Winter Park chooses to focus on reliability
Winter Park, Florida, formed a consumer-owned utility in 2005. Since then, it has had lower rates, fewer outages, and local control. Winter Park’s effort was sparked by persistent problems during the 1990s with Progress Energy, their investor-owned utility. Progress opposed the buyout strongly and spent ten times as much as supporters on the election. Progress ads claimed a “yes” vote would be catastrophic, costly, and unsafe. But residents turned out in droves and voted “yes” overwhelmingly–by 69 percent–in favor of the city’s plan to form a municipal electric utility.
The new utility began its operations in 2005. The city contracted with ENCO, a third-party, private-sector operations company–just as the Pine Tree Power Company would do here in Maine. Winter Park has since enjoyed full local control. Rates in Winter Park are now lower than neighboring communities still served by Progress Energy (now Duke Energy). Winter Park has also undergrounded most of its lines, and expects to have all lines buried by 2026.
Despite the scare tactics used by Progress Energy in 2003, the sky did not fall in Winter Park. Residents saved money, and enjoy far better service. When a hurricane hits, Winter Park’s lights are on.
To hear the full story of Winter Park from the utility manager there, please visit our Videos page and scroll down to Power Lunch #1.
Kennebunk Power and Light: Solar power is cheaper
Kennebunk Light and Power District is a nonprofit consumer-owned utility. “We have no dividends to pay to shareholders, stockholders,” General Manager Todd Shea said. “Our customers literally own the company that we operate.”
The Kennebunk Light & Power District, is led by a five person Board of Trustees elected by the residents of the Town of Kennebunk. The Trustees are authorized among other things to hire a General Manager to run the operations of the District. As a consumer-owned not for profit electric distribution company the District is accountable only to the residents and the customers it serves.
The company can purchase power at a wholesale price, which is passed directly on to customers. In 2017, the utility signed a 20-year solar power purchase agreement. The company discovered that “Pricing for the solar power is actually lower than the cost to purchase energy off the grid under Kennebunk Light and Power District’s current energy contract.”
In the town of Kennebunk, a bill for 318 kWh of usage would cost you about $49, according to Shea. Just over the border in Kennebunkport, CMP customers pay almost $57 for the same amount of power.
Eastern Maine Electric Cooperative: Reliable service for 77 rural Maine towns
Eastern Maine Electric Cooperative (EMEC) covers an area twice as large as Rhode Island. EMEC is a not-for-profit company incorporated in Maine in 1940. Because it is owned by its customer-members rather than foreign stockholders, the employees and member-elected board of directors have an undivided loyalty to those who live and work in Eastern Maine.
Despite the rural nature of the area, EMEC’s reliability is well- known.
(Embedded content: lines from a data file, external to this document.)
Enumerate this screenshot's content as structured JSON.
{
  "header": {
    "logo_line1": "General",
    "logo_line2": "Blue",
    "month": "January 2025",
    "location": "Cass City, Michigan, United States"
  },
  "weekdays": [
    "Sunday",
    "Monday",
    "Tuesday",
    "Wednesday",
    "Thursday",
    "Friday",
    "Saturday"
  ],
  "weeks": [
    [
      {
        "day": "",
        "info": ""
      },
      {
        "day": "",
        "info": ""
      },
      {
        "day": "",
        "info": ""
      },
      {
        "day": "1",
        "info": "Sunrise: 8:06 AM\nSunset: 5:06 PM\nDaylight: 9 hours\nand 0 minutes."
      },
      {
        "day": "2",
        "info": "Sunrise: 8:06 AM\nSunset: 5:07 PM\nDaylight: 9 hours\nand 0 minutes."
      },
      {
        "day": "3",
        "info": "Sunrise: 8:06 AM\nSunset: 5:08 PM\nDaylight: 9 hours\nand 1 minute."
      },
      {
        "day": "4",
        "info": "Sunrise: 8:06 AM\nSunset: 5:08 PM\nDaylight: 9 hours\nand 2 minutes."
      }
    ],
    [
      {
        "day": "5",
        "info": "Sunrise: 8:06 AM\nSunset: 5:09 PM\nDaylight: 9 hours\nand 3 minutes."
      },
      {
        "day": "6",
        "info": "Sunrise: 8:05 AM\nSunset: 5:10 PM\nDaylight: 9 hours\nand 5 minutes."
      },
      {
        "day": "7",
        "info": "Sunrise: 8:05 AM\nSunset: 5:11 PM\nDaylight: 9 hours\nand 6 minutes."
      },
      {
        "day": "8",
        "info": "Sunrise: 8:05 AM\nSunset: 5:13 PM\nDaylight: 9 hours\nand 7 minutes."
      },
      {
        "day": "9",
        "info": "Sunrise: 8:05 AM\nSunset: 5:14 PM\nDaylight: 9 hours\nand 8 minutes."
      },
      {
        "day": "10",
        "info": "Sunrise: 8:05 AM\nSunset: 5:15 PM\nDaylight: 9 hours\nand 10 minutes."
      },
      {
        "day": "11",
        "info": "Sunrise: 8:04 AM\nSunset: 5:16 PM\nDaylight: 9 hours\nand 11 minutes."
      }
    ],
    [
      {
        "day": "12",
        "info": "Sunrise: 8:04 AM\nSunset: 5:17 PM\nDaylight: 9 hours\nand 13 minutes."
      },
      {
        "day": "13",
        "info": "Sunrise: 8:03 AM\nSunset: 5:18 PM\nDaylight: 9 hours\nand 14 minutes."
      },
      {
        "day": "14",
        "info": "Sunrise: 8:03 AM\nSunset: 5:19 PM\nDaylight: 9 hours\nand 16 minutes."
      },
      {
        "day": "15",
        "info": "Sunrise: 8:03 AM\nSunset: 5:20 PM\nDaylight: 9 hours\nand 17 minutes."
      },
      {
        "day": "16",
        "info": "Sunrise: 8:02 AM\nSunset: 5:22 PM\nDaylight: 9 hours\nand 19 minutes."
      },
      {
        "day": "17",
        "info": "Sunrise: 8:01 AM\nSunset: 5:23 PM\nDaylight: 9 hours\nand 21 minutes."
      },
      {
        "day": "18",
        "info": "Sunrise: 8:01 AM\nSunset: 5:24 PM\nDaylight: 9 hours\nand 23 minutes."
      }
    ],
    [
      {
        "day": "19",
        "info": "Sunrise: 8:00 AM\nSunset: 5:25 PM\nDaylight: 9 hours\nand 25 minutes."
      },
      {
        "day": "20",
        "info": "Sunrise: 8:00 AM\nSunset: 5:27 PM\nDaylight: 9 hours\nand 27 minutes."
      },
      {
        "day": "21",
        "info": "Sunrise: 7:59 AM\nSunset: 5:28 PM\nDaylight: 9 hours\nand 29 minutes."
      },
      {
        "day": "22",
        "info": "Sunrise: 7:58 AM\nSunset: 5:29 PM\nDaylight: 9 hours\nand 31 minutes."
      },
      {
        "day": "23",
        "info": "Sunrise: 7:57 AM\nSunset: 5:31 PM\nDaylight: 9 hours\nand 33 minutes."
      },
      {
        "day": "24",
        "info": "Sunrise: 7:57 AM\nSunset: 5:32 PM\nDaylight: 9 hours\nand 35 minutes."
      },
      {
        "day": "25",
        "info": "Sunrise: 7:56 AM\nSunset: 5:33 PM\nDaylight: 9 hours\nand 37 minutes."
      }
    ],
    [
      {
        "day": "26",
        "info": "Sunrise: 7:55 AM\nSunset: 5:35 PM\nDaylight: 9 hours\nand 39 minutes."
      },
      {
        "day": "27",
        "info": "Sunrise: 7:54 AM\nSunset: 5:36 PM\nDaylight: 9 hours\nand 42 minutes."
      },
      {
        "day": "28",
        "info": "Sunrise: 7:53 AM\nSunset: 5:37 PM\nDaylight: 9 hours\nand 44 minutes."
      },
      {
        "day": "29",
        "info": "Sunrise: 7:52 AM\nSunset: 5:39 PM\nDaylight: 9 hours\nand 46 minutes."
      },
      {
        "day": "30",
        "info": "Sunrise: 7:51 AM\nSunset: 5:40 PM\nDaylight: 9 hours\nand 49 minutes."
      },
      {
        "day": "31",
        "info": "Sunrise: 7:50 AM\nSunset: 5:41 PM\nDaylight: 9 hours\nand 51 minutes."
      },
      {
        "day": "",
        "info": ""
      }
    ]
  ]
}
Customers and managers routinely report only a few hours per year without power, with numerous stories of neighbors from CMP or Versant territories visiting to charge cell phones.
EMEC is also a part of a nationwide network of electric cooperatives that share resources, giving this small company access to expertise, technology and economies of scale greater than companies fifty times its size.
Eastern Maine Electric Co-op: Proudly serving 3,000 square miles of Aroostook, Penobscot, and Washington Counties.
EMEC serves the most rural territory of any utility in Maine,
consisting of approximately 3,000 square miles (77 towns) in:
- Eastern Washington County
- Southern Aroostook County
- Western Penobscot County
Madison Electric Works: Serving large businesses and four Maine towns
Madison Electric Works is a publicly-owned utility, serving electric customers in Madison, Starks, Anson and Norridgewock, Maine. Major business customers include Backyard Farms and manufacturing at the former Madison Paper site. Incorporated in 1888, MEW’s coverage area was established to enhance the manufacturing boom at the turn of the century near the river.
As the company home page says, “Delivering clean energy is our business. Madison Electric Works has a solid foundation to pursue sustainable growth and competitive markets, providing customers with low rates and peace of mind.”
The utility has invested in battery storage to shave peak load and keep the energy costs down, and signed a 25-year contract to purchase solar power.